Island

Small and Large Notebooks and Pencils

 

I’ve been asked to submit a couple of paintings for this year’s Sea week group exhibition. This annual event takes place in the nearby village of Letterfrack and is a celebration of the sea through music, word and the visual arts.

This year the theme is the Island. I’ve been thinking about how I see the islands ( in a literal way ) as a shape on the horizon line from the mainland, as a two dimensional shape on a map and sometimes as coloured images from space ( with the help of google earth ). I wanted to combine these ways of seeing so I took some photographs of the islands from the mainland and then looked at maps and other imagery (below).

 

photographs and map collected by Deborah Watkins

 

 

 

 

I love this map by Tim Robinson – every town land, hill, island, inlet, mound and tomb is here. Every scaled inch is marked and has a name. I am drawn to the familiar shape of Omey island which is connected to the mainland by a strand at low tide.

 

 

Photograph of map by Tim Robinson

 

 

 

 

I begin by sketching an outline of the island as a shape on the horizon and then I flatten the perspective so that the shape extends underneath as if viewed from above. I like the resulting image as it also looks like a shape that is under the water like an iceberg.

 

Outline of Island shape by Deborah Watkins

 

 

 

 

I used a broad brush to fill in colour – paint for the island shape and strand and blue inks for the water. The composition is similar to a painting I made called ‘Tinkers‘ after the novel of the same name. The choice of colour is similar and both allow the viewer to see water from different perspectives..

 

Second stage - Island painting by Deborah Watkins

 

 

 

 

This is the piece as I’ve left it below. I filled in some details as if we are now seeing part of the island from the above. I put in Lough Feichin ( wonderful name! ), the large lake in the middle of the island and Tra Rabhach above it as well as some of the other beaches. I used brown ink to darken the water in places, I enjoy the way the inks react with the paint, especially where it has been thickly applied. I’ll return to it in a couple of days and see if it needs anything more.

 

Finished Island Painting by Deborah Watkins

 

 

 

Looking at the painting now I think that choosing this removed perspective is appropriate for me as someone from the mainland. I love to visit the islands when I can but I know that there is something about the isolation and the restriction of movement that I would find difficult..

 

Omey Strand

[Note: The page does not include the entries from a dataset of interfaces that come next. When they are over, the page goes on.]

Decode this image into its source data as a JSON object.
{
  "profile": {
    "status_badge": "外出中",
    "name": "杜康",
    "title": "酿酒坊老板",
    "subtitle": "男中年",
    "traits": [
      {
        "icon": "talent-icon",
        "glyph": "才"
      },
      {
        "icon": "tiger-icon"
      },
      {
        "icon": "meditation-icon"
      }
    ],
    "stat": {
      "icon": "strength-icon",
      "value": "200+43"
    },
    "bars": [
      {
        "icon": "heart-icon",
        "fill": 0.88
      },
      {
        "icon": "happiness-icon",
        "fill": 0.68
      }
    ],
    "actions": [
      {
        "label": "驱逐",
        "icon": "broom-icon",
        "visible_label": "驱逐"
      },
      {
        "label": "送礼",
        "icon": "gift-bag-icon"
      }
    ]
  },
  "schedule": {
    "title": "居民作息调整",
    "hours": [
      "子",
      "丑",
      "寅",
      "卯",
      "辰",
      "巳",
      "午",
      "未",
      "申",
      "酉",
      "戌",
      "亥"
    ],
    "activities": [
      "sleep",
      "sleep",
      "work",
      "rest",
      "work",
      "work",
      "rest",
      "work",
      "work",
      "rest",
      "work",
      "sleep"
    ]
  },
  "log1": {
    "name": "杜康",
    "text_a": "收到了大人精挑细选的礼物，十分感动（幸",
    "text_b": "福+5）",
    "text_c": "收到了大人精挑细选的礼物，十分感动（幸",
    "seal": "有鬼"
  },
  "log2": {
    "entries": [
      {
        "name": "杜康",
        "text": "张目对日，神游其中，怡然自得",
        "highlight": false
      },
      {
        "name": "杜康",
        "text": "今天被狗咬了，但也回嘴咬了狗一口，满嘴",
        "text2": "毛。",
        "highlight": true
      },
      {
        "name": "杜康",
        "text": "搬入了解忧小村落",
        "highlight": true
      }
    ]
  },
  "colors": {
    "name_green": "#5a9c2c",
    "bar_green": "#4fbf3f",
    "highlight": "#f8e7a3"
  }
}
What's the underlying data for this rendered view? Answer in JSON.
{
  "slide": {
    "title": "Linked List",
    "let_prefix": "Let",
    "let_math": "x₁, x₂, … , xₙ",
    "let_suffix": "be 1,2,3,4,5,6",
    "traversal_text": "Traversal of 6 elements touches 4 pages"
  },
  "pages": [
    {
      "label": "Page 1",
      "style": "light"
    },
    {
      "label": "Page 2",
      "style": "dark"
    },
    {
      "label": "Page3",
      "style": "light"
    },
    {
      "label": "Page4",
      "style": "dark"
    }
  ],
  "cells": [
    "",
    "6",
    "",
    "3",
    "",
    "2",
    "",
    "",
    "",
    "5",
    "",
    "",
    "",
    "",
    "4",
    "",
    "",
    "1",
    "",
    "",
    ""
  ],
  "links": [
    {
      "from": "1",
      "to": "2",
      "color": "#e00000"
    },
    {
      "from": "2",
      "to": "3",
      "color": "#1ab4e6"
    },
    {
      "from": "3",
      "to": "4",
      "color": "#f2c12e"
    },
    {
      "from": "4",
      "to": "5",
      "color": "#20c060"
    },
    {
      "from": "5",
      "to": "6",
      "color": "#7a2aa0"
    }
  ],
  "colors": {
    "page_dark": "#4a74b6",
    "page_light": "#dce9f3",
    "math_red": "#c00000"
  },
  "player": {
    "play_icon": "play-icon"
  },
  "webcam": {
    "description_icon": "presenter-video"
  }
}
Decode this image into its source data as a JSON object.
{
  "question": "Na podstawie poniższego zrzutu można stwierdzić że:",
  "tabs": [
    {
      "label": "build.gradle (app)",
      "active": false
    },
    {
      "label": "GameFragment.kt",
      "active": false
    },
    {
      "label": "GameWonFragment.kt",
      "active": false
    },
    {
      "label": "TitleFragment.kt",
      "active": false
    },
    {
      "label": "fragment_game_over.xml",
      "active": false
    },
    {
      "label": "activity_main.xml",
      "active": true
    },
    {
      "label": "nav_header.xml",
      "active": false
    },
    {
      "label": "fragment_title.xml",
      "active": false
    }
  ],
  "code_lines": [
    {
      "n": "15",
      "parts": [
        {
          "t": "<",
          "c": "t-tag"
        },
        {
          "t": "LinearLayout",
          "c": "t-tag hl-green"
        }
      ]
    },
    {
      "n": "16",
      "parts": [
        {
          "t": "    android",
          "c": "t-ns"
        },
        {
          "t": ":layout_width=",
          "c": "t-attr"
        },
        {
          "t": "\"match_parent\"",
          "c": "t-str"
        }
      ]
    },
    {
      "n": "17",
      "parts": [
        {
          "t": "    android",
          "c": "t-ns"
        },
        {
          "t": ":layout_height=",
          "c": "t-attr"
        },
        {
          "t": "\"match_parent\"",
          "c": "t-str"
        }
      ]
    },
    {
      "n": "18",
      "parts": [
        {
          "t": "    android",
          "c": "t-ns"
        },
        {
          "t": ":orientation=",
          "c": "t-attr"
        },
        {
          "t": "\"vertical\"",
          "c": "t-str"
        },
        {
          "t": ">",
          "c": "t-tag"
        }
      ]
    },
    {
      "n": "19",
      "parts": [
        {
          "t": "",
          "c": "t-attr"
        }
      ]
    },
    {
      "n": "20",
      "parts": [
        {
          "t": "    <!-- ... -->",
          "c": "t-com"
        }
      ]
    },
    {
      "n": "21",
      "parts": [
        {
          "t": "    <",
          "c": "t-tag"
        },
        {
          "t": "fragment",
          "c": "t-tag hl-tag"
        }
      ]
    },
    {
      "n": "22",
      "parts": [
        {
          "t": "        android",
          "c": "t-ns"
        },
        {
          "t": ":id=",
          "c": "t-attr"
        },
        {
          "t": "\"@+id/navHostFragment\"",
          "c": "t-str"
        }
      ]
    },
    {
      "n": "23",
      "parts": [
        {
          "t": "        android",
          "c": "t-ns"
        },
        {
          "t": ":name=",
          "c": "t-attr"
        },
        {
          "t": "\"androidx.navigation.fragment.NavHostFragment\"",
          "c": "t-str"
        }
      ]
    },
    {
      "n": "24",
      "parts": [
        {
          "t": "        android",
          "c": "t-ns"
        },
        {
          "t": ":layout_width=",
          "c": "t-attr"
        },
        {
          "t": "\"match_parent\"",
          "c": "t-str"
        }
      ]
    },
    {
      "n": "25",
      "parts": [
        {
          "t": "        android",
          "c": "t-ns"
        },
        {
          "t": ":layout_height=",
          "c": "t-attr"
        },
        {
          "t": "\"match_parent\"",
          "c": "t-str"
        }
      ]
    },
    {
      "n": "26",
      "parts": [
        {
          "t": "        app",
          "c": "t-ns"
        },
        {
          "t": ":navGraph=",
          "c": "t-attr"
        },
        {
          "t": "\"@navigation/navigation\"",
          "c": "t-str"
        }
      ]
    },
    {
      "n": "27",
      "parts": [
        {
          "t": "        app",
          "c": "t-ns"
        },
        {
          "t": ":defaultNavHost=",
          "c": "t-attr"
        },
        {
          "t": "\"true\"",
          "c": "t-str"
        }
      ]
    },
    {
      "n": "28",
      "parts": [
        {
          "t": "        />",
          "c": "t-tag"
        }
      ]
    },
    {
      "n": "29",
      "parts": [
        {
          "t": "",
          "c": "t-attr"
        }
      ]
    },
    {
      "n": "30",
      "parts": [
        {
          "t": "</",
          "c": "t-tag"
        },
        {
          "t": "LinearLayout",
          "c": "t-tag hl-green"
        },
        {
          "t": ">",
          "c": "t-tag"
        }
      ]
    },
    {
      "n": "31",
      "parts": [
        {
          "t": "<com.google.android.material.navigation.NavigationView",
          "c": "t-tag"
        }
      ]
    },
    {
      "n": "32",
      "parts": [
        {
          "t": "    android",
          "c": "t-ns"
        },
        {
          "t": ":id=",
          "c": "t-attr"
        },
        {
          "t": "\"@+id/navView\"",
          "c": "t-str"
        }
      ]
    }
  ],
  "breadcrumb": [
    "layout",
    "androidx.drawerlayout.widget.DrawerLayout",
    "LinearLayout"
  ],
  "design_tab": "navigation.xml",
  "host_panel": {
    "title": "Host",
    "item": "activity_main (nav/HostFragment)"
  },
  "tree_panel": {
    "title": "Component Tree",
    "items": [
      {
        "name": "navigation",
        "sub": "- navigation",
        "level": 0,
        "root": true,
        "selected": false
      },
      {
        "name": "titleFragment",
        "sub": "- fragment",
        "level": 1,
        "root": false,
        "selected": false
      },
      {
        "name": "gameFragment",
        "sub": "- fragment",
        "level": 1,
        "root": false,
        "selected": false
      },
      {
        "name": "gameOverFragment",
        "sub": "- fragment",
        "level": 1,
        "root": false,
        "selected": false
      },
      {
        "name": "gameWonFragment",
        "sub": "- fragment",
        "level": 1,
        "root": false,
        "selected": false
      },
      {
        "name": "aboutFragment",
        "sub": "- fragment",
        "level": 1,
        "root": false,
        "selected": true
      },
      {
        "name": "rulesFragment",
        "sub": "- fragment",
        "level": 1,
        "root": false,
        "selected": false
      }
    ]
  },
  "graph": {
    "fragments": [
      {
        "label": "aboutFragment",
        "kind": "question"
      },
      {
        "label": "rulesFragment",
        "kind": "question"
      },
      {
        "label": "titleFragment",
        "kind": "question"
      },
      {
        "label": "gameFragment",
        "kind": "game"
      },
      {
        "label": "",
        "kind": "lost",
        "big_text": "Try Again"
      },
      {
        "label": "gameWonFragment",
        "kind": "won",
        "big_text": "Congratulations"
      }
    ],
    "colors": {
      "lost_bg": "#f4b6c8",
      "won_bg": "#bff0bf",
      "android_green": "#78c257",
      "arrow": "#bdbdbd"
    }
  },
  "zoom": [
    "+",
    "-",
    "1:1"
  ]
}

Omey Island is a tidal island near Claddaghduff, north of Clifden. I drove there on a fine evening recently when the tide was out and I could walk across the strand. It is hardly noticeable as an island from the mainland until you get down to the beach. This is the view (below) looking across to Omey from the edge of Claddaghduff village.

 

Photograph of Omey Strand

 

 

It is possible to drive across the beach to the island at low tide and there are road signs along the way to guide you! It’s a strange sight in the middle of the strand and you have to remind yourself that the sea can cover a car here at high tide.

 

Photograph of road sign on Omey Strand

 

This is the view out to sea a little further along (below). The brightness of the open sky and glistening sand was stunning. I had the feeling I was in a desert and that I was absorbing a tonic sized portion of vitamin D that would last me a month.

I wanted to freeze the moment so that I could conjure it up again in my mind later and perhaps on some dark November evening when I will need to be reminded of such things.

 

Photograph of Omey Strand

 

 

This is the same view from the edge of Omey which is flanked by an idyllic stretch of golden sand and soft cushiony grass.

 

Photograph of Omey Strand from the Island

 

 

I returned back across to Claddaghduff making a mental note that I should allow myself more time on the next trip. Omey island has much to offer in terms of its natural beauty and its archaeological discoveries.

On my return, I took some photographs of the beach. There were some recent pony tracks in the sand (below).

 

Photograph of pony tracks in the sand

 

 

These next images reminded me that this place would be under water again in a couple of hours.

 

Photograph of Seaweed on  Omey Strand

 

 

 

Photograph of Seaweed on Omey Strand